Ascot Chase Day – Fine Dining at the Races:
It isn’t often you get to eat food cooked by a pair of two-star Michelin chefs in one meal. And, experiencing that at a racecourse on a major race day is something really special. We arrived at Ascot racecourse to be greeted at every point by smiling, bowler hat wearing guides. Proudly wearing our tags for the Panoramic restaurant, we made our way through the VIP areas right to the top, the sixth floor of the Royal Enclosure.
There we enjoyed a glass of Bollinger and some rather lovely canapes before we bumped into George, one of the guides. It took very little to persuade him to take us on a private tour of the racecourse, one of those “money can’t buy experiences” made so unique by George’s enthusiasm, love and pride in the place where he works.
George took us round the racecourse, showing us everything from the finishing line and the Royal Ascot Racing Club (with a private restaurant, bar and its own rather exclusive loos!). We even went up into the press box to see the set-up used to establish exactly which horse has finished first.
Part of George’s enthusiasm for Ascot came, surprisingly for me, from the level of inclusivity. He explained that for most of the racing events, children can come free of charge – and that there was not only a wide range of ticket options for the racing itself, but also a series of events like the Prince’s Countryside Fund Raceday on 3rd April this year, which are specially organised to be family friendly.
In a way, though, George was just a symbol of the ethos we found throughout Ascot and, both Raymond Blanc OBE and Phil Howard part of that same drive to create the perfect racing experience.

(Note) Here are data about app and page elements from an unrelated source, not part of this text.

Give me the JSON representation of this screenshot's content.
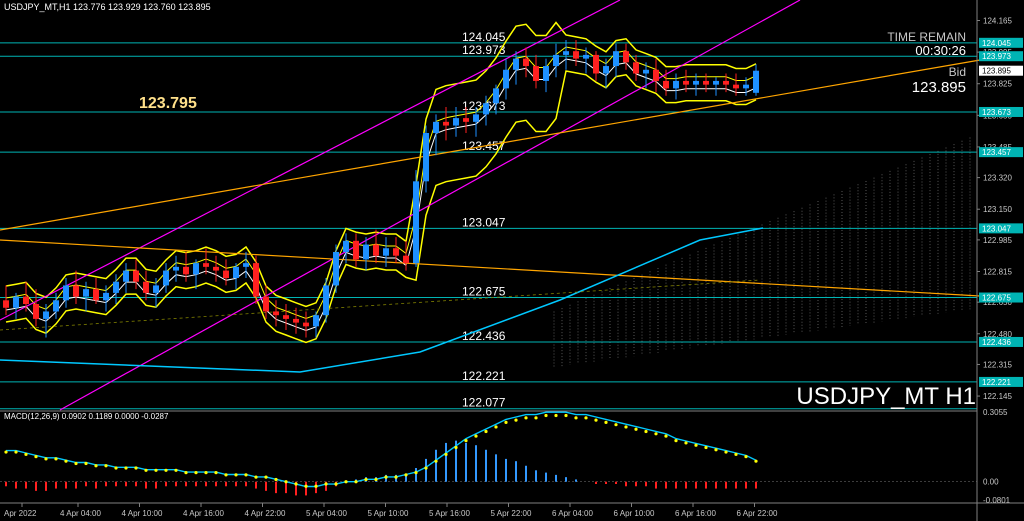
{
  "header": {
    "symbol_line": "USDJPY_MT,H1  123.776 123.929 123.760 123.895",
    "macd_line": "MACD(12,26,9) 0.0902 0.1189 0.0000 -0.0287"
  },
  "info": {
    "big_price": "123.795",
    "time_remain_label": "TIME REMAIN",
    "time_remain_value": "00:30:26",
    "bid_label": "Bid",
    "bid_value": "123.895",
    "watermark": "USDJPY_MT H1"
  },
  "level_labels": [
    "124.045",
    "123.973",
    "123.673",
    "123.457",
    "123.047",
    "122.675",
    "122.436",
    "122.221",
    "122.077"
  ],
  "price_axis": {
    "ticks": [
      "124.165",
      "123.995",
      "123.825",
      "123.655",
      "123.485",
      "123.320",
      "123.150",
      "122.985",
      "122.815",
      "122.650",
      "122.480",
      "122.315",
      "122.145"
    ],
    "highlights": [
      {
        "value": "124.045",
        "type": "level"
      },
      {
        "value": "123.973",
        "type": "level"
      },
      {
        "value": "123.895",
        "type": "bid"
      },
      {
        "value": "123.673",
        "type": "level"
      },
      {
        "value": "123.457",
        "type": "level"
      },
      {
        "value": "123.047",
        "type": "level"
      },
      {
        "value": "122.675",
        "type": "level"
      },
      {
        "value": "122.436",
        "type": "level"
      },
      {
        "value": "122.221",
        "type": "level"
      }
    ]
  },
  "macd_axis": {
    "ticks": [
      "0.3055",
      "0.00",
      "-0.0801"
    ]
  },
  "time_axis": [
    "Apr 2022",
    "4 Apr 04:00",
    "4 Apr 10:00",
    "4 Apr 16:00",
    "4 Apr 22:00",
    "5 Apr 04:00",
    "5 Apr 10:00",
    "5 Apr 16:00",
    "5 Apr 22:00",
    "6 Apr 04:00",
    "6 Apr 10:00",
    "6 Apr 16:00",
    "6 Apr 22:00"
  ],
  "colors": {
    "background": "#000000",
    "bull": "#1e90ff",
    "bear": "#ff2020",
    "level_line": "#00b4b4",
    "band": "#ffff00",
    "channel": "#ff00ff",
    "trend": "#ffa500",
    "ma": "#00c8ff",
    "macd_signal": "#ffff00"
  },
  "chart_data": {
    "type": "candlestick",
    "candles": [
      [
        122.66,
        122.74,
        122.58,
        122.62
      ],
      [
        122.62,
        122.7,
        122.56,
        122.68
      ],
      [
        122.68,
        122.76,
        122.6,
        122.64
      ],
      [
        122.64,
        122.72,
        122.52,
        122.56
      ],
      [
        122.56,
        122.64,
        122.46,
        122.6
      ],
      [
        122.6,
        122.7,
        122.56,
        122.66
      ],
      [
        122.66,
        122.78,
        122.62,
        122.74
      ],
      [
        122.74,
        122.82,
        122.64,
        122.68
      ],
      [
        122.68,
        122.76,
        122.6,
        122.72
      ],
      [
        122.72,
        122.78,
        122.64,
        122.66
      ],
      [
        122.66,
        122.74,
        122.6,
        122.7
      ],
      [
        122.7,
        122.8,
        122.64,
        122.76
      ],
      [
        122.76,
        122.86,
        122.7,
        122.82
      ],
      [
        122.82,
        122.88,
        122.72,
        122.76
      ],
      [
        122.76,
        122.82,
        122.66,
        122.7
      ],
      [
        122.7,
        122.78,
        122.62,
        122.74
      ],
      [
        122.74,
        122.86,
        122.7,
        122.82
      ],
      [
        122.82,
        122.9,
        122.76,
        122.84
      ],
      [
        122.84,
        122.92,
        122.76,
        122.8
      ],
      [
        122.8,
        122.88,
        122.72,
        122.86
      ],
      [
        122.86,
        122.94,
        122.8,
        122.84
      ],
      [
        122.84,
        122.9,
        122.76,
        122.82
      ],
      [
        122.82,
        122.88,
        122.74,
        122.78
      ],
      [
        122.78,
        122.86,
        122.72,
        122.84
      ],
      [
        122.84,
        122.92,
        122.78,
        122.86
      ],
      [
        122.86,
        122.9,
        122.64,
        122.68
      ],
      [
        122.68,
        122.74,
        122.56,
        122.6
      ],
      [
        122.6,
        122.66,
        122.52,
        122.58
      ],
      [
        122.58,
        122.64,
        122.5,
        122.56
      ],
      [
        122.56,
        122.62,
        122.48,
        122.54
      ],
      [
        122.54,
        122.6,
        122.46,
        122.52
      ],
      [
        122.52,
        122.6,
        122.46,
        122.58
      ],
      [
        122.58,
        122.78,
        122.54,
        122.74
      ],
      [
        122.74,
        122.96,
        122.7,
        122.92
      ],
      [
        122.92,
        123.02,
        122.86,
        122.98
      ],
      [
        122.98,
        123.02,
        122.84,
        122.88
      ],
      [
        122.88,
        123.0,
        122.82,
        122.96
      ],
      [
        122.96,
        123.04,
        122.86,
        122.9
      ],
      [
        122.9,
        123.0,
        122.84,
        122.94
      ],
      [
        122.94,
        123.0,
        122.86,
        122.9
      ],
      [
        122.9,
        122.98,
        122.82,
        122.86
      ],
      [
        122.86,
        123.36,
        122.84,
        123.3
      ],
      [
        123.3,
        123.6,
        123.24,
        123.56
      ],
      [
        123.56,
        123.66,
        123.44,
        123.62
      ],
      [
        123.62,
        123.7,
        123.52,
        123.6
      ],
      [
        123.6,
        123.7,
        123.54,
        123.64
      ],
      [
        123.64,
        123.7,
        123.56,
        123.62
      ],
      [
        123.62,
        123.7,
        123.54,
        123.66
      ],
      [
        123.66,
        123.76,
        123.6,
        123.72
      ],
      [
        123.72,
        123.82,
        123.66,
        123.8
      ],
      [
        123.8,
        123.96,
        123.74,
        123.9
      ],
      [
        123.9,
        124.0,
        123.82,
        123.96
      ],
      [
        123.96,
        124.02,
        123.86,
        123.92
      ],
      [
        123.92,
        123.98,
        123.8,
        123.84
      ],
      [
        123.84,
        123.96,
        123.78,
        123.92
      ],
      [
        123.92,
        124.04,
        123.86,
        123.98
      ],
      [
        123.98,
        124.06,
        123.9,
        124.0
      ],
      [
        124.0,
        124.06,
        123.92,
        123.96
      ],
      [
        123.96,
        124.02,
        123.88,
        123.98
      ],
      [
        123.98,
        124.0,
        123.84,
        123.88
      ],
      [
        123.88,
        123.96,
        123.8,
        123.92
      ],
      [
        123.92,
        124.04,
        123.86,
        124.0
      ],
      [
        124.0,
        124.04,
        123.9,
        123.94
      ],
      [
        123.94,
        123.98,
        123.84,
        123.88
      ],
      [
        123.88,
        123.94,
        123.8,
        123.9
      ],
      [
        123.9,
        123.96,
        123.78,
        123.84
      ],
      [
        123.84,
        123.9,
        123.76,
        123.8
      ],
      [
        123.8,
        123.88,
        123.74,
        123.84
      ],
      [
        123.84,
        123.9,
        123.78,
        123.82
      ],
      [
        123.82,
        123.88,
        123.76,
        123.84
      ],
      [
        123.84,
        123.88,
        123.78,
        123.82
      ],
      [
        123.82,
        123.86,
        123.76,
        123.84
      ],
      [
        123.84,
        123.88,
        123.78,
        123.82
      ],
      [
        123.82,
        123.88,
        123.76,
        123.8
      ],
      [
        123.8,
        123.86,
        123.76,
        123.82
      ],
      [
        123.776,
        123.929,
        123.76,
        123.895
      ]
    ],
    "macd_histogram": [
      -0.02,
      -0.03,
      -0.03,
      -0.04,
      -0.04,
      -0.03,
      -0.03,
      -0.03,
      -0.02,
      -0.03,
      -0.02,
      -0.02,
      -0.02,
      -0.02,
      -0.03,
      -0.03,
      -0.02,
      -0.02,
      -0.02,
      -0.02,
      -0.02,
      -0.02,
      -0.02,
      -0.02,
      -0.02,
      -0.03,
      -0.04,
      -0.05,
      -0.05,
      -0.06,
      -0.06,
      -0.05,
      -0.04,
      -0.02,
      0.0,
      0.01,
      0.02,
      0.02,
      0.03,
      0.03,
      0.03,
      0.06,
      0.1,
      0.14,
      0.17,
      0.18,
      0.17,
      0.16,
      0.14,
      0.12,
      0.1,
      0.09,
      0.07,
      0.05,
      0.04,
      0.03,
      0.02,
      0.01,
      0.0,
      -0.01,
      -0.01,
      -0.01,
      -0.02,
      -0.02,
      -0.02,
      -0.03,
      -0.03,
      -0.03,
      -0.03,
      -0.03,
      -0.03,
      -0.03,
      -0.03,
      -0.03,
      -0.03,
      -0.03
    ],
    "macd_signal": [
      0.13,
      0.13,
      0.12,
      0.11,
      0.1,
      0.1,
      0.09,
      0.08,
      0.08,
      0.07,
      0.07,
      0.06,
      0.06,
      0.06,
      0.05,
      0.05,
      0.05,
      0.05,
      0.04,
      0.04,
      0.04,
      0.04,
      0.03,
      0.03,
      0.03,
      0.02,
      0.02,
      0.01,
      0.0,
      -0.01,
      -0.02,
      -0.02,
      -0.01,
      -0.01,
      0.0,
      0.0,
      0.01,
      0.01,
      0.02,
      0.02,
      0.03,
      0.04,
      0.06,
      0.09,
      0.12,
      0.15,
      0.18,
      0.2,
      0.22,
      0.24,
      0.26,
      0.27,
      0.28,
      0.28,
      0.29,
      0.29,
      0.29,
      0.28,
      0.28,
      0.27,
      0.26,
      0.25,
      0.24,
      0.23,
      0.22,
      0.21,
      0.2,
      0.18,
      0.17,
      0.16,
      0.15,
      0.14,
      0.13,
      0.12,
      0.11,
      0.09
    ],
    "price_range": [
      122.07,
      124.2
    ],
    "macd_range": [
      -0.0801,
      0.3055
    ]
  }
}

This year Raymond Blanc will not just be hosting the Panoramic Restaurant where we dined but will also be running a bespoke Service Academy for the Ascot staff involved in fine dining. Meanwhile, Phil Howard will be hosting On5, the award-winning fifth-floor fine dining restaurant.
Our lunch was designed to showcase the kind of food and service you might expect in such stunning surroundings.
We started the meal with confit salmon served with cucumber ribbons, cauliflower and horseradish creme fraiche. A beautiful and delicate spring dish, the tiny nibs of cauliflower just added a little texture while the horseradish creme fraiche gave a piquancy to the dish. The salmon was perfectly cooked, just flaking gently. I suspect it was the result of a low-temperature slow cooking process. Created and served by Raymond Blanc, an excellent beginning was enhanced by hearing from the man himself how special he believed Royal Ascot was. I was beginning to agree.
The main course of spring lamb with artichoke, smoked ricotta, grelot onion and lamb jus was served by Gemma Amor, Ascot’s own executive. It was a faultless composition that looked stunning on the plate. Apparently the lamb is sourced from the Royal Estate at Windsor.
Dessert should have been a cheesecake of strawberries, brillat savarin and lemon verbena – a beautiful concoction by Phil Howard.
Sadly I am badly allergic to strawberries though I didn’t miss out at all, with this beautiful mousse.
Paired wines with the meal comprised a crisp, light Huia Sauvignon Blanc Marlborough with the first course, Huia Pinot Noir Marlborough with the main course and a delicious citrus and stone fruited Royal Tokaji Late Harvest 2014, Tokaji, Hungary with dessert.
I genuinely hadn’t realised what a focus there was on good food at Royal Ascot. There are twelve restaurants to choose from ranging from the fine dining restaurants of the Parade Ring and the Panoramic Restaurant through to seafood bars and casual dining options in the Grandstand. George told us that you can picnic too and that the racecourse offers special facilities to keep your picnic cool throughout the day. And, of course, there are also Private Boxes where you can enjoy a champagne reception, food and private service in your own space. I was impressed, not only by the food but by the immaculate service throughout the event.
Bollinger Champagne is Royal Ascot’s official champagne partner and there are plenty of places to enjoy a glass of fizz, including a specially created Bollinger Champagne afternoon tea served during the Royal Meeting.
Of course, no race day would be the same without watching some racing. The Panoramic Restaurant has its own private balcony, directly opposite the finishing line and offers a stunning view that pretty much covers the entire course. We did have a few bets, we soaked up the atmosphere and we went home with pretty much the same amount of money that we’d started with. You can’t say fairer than that.
Now, I want to go back. Preferably during Royal Ascot which runs from Tuesday 14th to Saturday 16th June this year. Fine Dining offers non-members the opportunity to experience the Royal Enclosure in addition to enjoying some exceptionally good food. AND, of course, everyone dresses up. The packages are already selling out, so if you are interested in going in 2016, you’ll need to get a move on.
With many thanks to the team at Ascot for inviting me to experience the hospitality at Ascot Racecourse – and to George for his wonderful, personal tour.
For more information on private dining at Royal Ascot or on other race days at Ascot, check their website, email firstname.lastname@example.org or call 44 (0)844 346 3618 to discuss the options available.